DaimlerChrysler CEO Schrempp to step down
28 July 2005, STUTTGART - DaimlerChrysler chief Juergen Schrempp will step down from the transatlantic car giant at the end of this year, the company said Thursday in news which sent the firm's stocks surging 8 per cent on the stock market.
28 July 2005
STUTTGART - DaimlerChrysler chief Juergen Schrempp will step down from the transatlantic car giant at the end of this year, the company said Thursday in news which sent the firm's stocks surging 8 per cent on the stock market.
He will be replaced by Dieter Zetsche, 52, head of the Stuttgart- based company's North American operations, a spokesperson said, adding that the new chief of Chrysler in the U.S. will be an American, Thomas LaSorda.
Zetsche, who Schrempp nominated as his successor, is credited with having successfully steered the once-loss making north American operation to a turnaround. LaSorda, 51, is Chrysler's operating chief.
The stock exchange marked the news of Schrempp's departure by sending the company's shares up more than eight per cent to almost EUR 40.
The 60-year-old Schrempp had long been under fire from analysts over the results of his push to transform DaimlerChrysler into a global carmaker based in the world's big three auto markets - Asia, Europe and the United States.
His decision to leave one of the most prestigious jobs in German industry comes as DaimlerChrysler reported a 28 per cent rise in second-quarter profit over the same period last year to EUR 737 million.
"The supervisory board and Professor Schrempp are in full agreement that the end of the year 2005 is the optimal time for a change in the leadership of the company," supervisory board chairman Hilmar Kopper said.

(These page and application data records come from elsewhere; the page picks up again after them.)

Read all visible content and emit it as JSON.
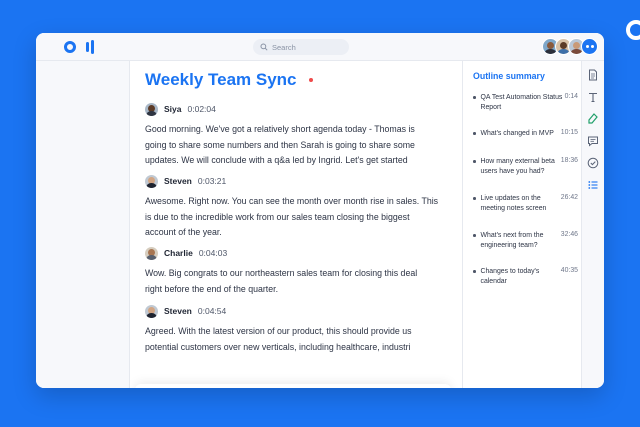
{
  "app": {
    "search_placeholder": "Search"
  },
  "colors": {
    "accent": "#1b74f2",
    "recording_dot": "#ef4b4b"
  },
  "meeting": {
    "title": "Weekly Team Sync"
  },
  "transcript": [
    {
      "speaker": "Siya",
      "time": "0:02:04",
      "lines": [
        "Good morning. We've got a relatively short agenda today - Thomas is",
        "going to share some numbers and then Sarah is going to share some",
        "updates. We will conclude with a q&a led by Ingrid. Let's get started"
      ]
    },
    {
      "speaker": "Steven",
      "time": "0:03:21",
      "lines": [
        "Awesome. Right now. You can see the month over month rise in sales. This",
        "is due to the incredible work from our sales team closing the biggest",
        "account of the year."
      ]
    },
    {
      "speaker": "Charlie",
      "time": "0:04:03",
      "lines": [
        "Wow. Big congrats to our northeastern sales team for closing this deal",
        "right before the end of the quarter."
      ]
    },
    {
      "speaker": "Steven",
      "time": "0:04:54",
      "lines": [
        "Agreed. With the latest version of our product, this should provide us",
        "potential customers over new verticals, including healthcare, industri"
      ]
    }
  ],
  "outline": {
    "title": "Outline summary",
    "items": [
      {
        "text": "QA Test Automation Status Report",
        "time": "0:14"
      },
      {
        "text": "What's changed in MVP",
        "time": "10:15"
      },
      {
        "text": "How many external beta users have you had?",
        "time": "18:36"
      },
      {
        "text": "Live updates on the meeting notes screen",
        "time": "26:42"
      },
      {
        "text": "What's next from the engineering team?",
        "time": "32:46"
      },
      {
        "text": "Changes to today's calendar",
        "time": "40:35"
      }
    ]
  },
  "icons": {
    "search": "search-icon",
    "right_rail": [
      "document-icon",
      "text-icon",
      "highlight-icon",
      "comment-icon",
      "check-circle-icon",
      "list-icon"
    ],
    "toolbar": [
      "highlight-icon",
      "comment-icon",
      "check-circle-icon",
      "image-icon"
    ],
    "capture": "screenshot-capture-icon"
  }
}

Schrempp's contract was only recently extended to 2008.
In a sense, the latest results allow Schrempp to bow out as head of the world's fifth-biggest carmaker on something of a high note with a pickup at the group's flagship Mercedes-Benz group helping to bolster second-quarter earnings.
The luxury Mercedes car group posted a modest EUR 12 million profit - a turnaround over the first quarter where its losses were almost EUR 1 billion.
Sales were up for the second quarter by 4 per cent to EUR 38.4 billion, the company said.
Despite the modest set of earnings booked by Mercedes in the second-quarter, the results are a further sign that the luxury car brand is now on the road to recovery after intense global competition, a strong euro, high oil prices and a string of damaging quality reports sent the auto maker's sales into reverse.
Mercedes also suffered as Daimler's focus switched more and more to Detroit to try to overcome the cut-throat competition of the U.S. car market and to haul its Chrysler business back into the black.
Having started his career in the car industry as a truck mechanic, Schrempp emerged as DaimlerChrysler's chief in 1995.
He first set about restructuring the group before launching the USD 36 million merger with Detroit-based Chrysler in November 1998.
But the "marriage of equals", as Schrempp liked to call it, turned quickly sour with DaimlerChrysler forced to launch an expensive restructuring plan to try to pull the Chrysler operations back from the brink and to staunch the red ink.
The problems at Chrysler eventually plunged the group into a 662 million loss four years ago. The group's market value has shrunk by more than 40 per cent since the Chrysler merger.
With losses mounting, the share price tumbling and his global vision unravelling, Schrempp has also faced increasingly rebellious shareholders and stormy stockholders' meeting in recent years.
"Today we have before us the scrap heap of Schrempp's visions of a global corporation," said Juergen Graesslin from Freiburg last April in a motion submitted ahead of the group's annual meeting.
Once known as 'Mr Shareholder Value', Schrempp saw his leadership suffer another devastating blow in April 2004 after a boardroom rebellion forced him to pull back from a USD 6.4 billion rescue plan for loss-making Japanese carmaker Mitsubishi, in which DaimlerChrysler had a 37 per cent stake.
More recently, DaimlerChyrsler has been forced to invest EUR 800 million in a new restructuring plan to try to stem the big losses run by the cartoon-style Smart minicar.
Subject: German news